Directions for this task
In the records that follow, count each line where the string "link" occurs. Provide the total and no other text.
------ Data
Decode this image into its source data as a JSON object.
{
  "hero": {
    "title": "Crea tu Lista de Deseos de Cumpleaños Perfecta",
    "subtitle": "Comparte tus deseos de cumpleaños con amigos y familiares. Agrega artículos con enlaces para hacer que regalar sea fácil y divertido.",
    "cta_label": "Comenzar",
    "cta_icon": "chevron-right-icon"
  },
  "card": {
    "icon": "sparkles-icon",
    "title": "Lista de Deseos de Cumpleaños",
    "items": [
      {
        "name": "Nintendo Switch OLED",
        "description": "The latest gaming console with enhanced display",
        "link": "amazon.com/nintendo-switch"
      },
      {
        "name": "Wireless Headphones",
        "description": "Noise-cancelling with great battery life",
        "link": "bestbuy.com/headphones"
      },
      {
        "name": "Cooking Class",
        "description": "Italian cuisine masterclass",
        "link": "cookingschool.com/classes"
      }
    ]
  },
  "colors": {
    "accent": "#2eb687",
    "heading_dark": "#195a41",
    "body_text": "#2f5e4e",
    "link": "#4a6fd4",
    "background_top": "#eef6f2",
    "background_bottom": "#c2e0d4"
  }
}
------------
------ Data
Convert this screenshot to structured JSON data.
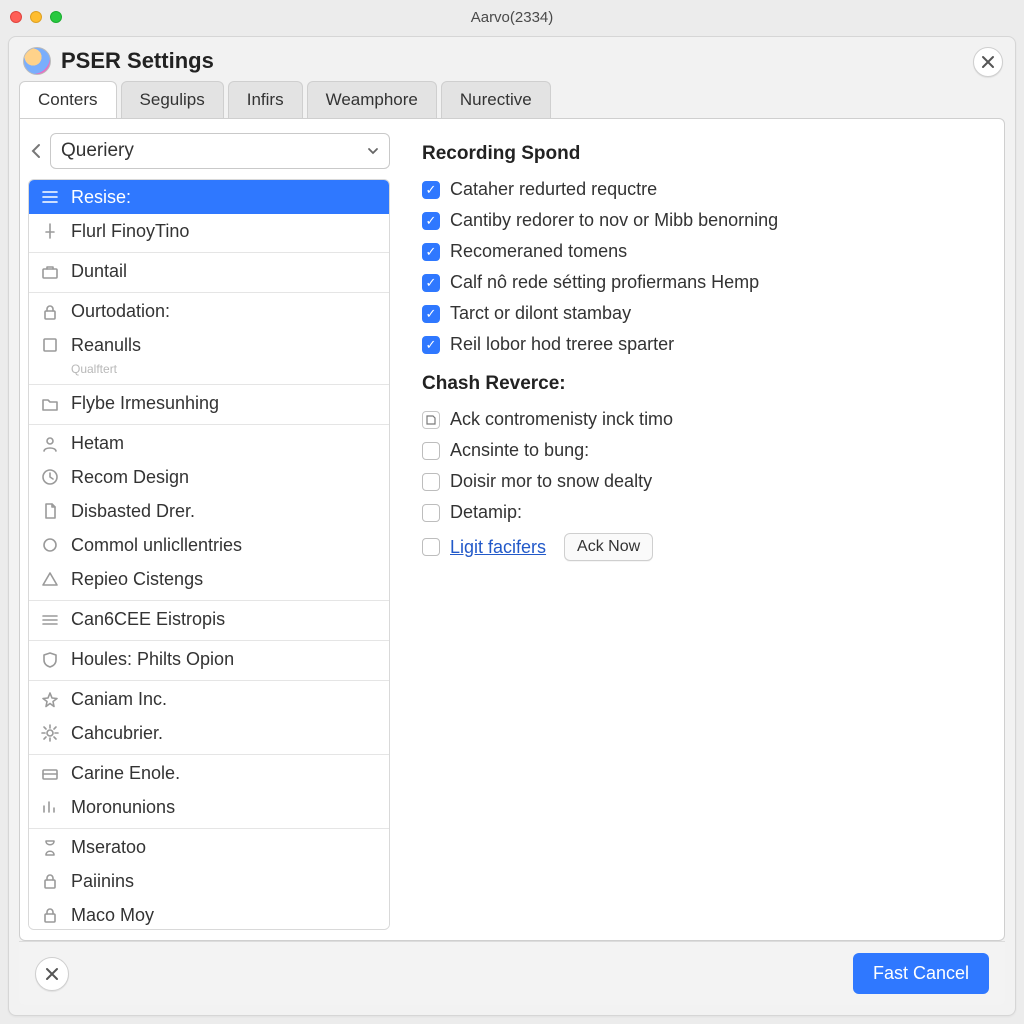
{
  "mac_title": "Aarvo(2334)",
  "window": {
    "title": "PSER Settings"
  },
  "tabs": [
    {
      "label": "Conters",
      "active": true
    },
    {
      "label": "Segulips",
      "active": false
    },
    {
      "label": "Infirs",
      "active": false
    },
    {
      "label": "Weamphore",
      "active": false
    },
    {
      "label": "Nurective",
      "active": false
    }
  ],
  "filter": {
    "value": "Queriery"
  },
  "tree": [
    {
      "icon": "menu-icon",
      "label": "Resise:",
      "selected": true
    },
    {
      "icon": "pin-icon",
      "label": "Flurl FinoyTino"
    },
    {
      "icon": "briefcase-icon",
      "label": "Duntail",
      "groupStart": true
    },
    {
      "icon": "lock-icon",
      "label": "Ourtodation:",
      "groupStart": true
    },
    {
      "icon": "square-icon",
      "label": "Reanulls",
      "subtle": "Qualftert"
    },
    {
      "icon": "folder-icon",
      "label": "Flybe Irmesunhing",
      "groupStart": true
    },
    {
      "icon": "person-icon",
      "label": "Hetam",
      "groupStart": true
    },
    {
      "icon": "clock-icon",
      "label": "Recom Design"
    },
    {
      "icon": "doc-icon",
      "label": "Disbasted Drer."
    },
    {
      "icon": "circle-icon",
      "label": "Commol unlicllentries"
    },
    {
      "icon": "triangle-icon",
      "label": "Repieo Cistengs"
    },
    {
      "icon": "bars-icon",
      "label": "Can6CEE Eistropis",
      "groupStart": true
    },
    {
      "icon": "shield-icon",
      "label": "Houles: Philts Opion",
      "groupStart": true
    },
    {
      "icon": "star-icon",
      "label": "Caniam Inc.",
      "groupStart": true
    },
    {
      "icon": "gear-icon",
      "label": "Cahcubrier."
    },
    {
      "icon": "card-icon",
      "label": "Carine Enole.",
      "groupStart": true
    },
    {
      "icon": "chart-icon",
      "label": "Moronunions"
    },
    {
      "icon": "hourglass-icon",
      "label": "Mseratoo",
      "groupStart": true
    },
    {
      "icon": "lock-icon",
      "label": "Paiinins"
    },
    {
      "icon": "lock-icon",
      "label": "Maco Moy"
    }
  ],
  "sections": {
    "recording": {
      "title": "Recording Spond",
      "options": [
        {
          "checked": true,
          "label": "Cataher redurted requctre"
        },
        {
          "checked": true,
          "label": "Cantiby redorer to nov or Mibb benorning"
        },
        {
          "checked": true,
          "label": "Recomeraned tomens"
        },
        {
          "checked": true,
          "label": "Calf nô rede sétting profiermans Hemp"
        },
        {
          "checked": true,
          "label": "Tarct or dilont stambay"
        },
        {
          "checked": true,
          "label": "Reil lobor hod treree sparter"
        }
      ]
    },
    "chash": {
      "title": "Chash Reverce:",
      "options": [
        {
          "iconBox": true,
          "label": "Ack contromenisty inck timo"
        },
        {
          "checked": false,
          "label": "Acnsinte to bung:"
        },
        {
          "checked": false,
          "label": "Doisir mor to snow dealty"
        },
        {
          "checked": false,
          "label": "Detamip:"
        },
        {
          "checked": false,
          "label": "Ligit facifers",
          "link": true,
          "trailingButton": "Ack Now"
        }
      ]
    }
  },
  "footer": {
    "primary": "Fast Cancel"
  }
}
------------
Output for this exercise
5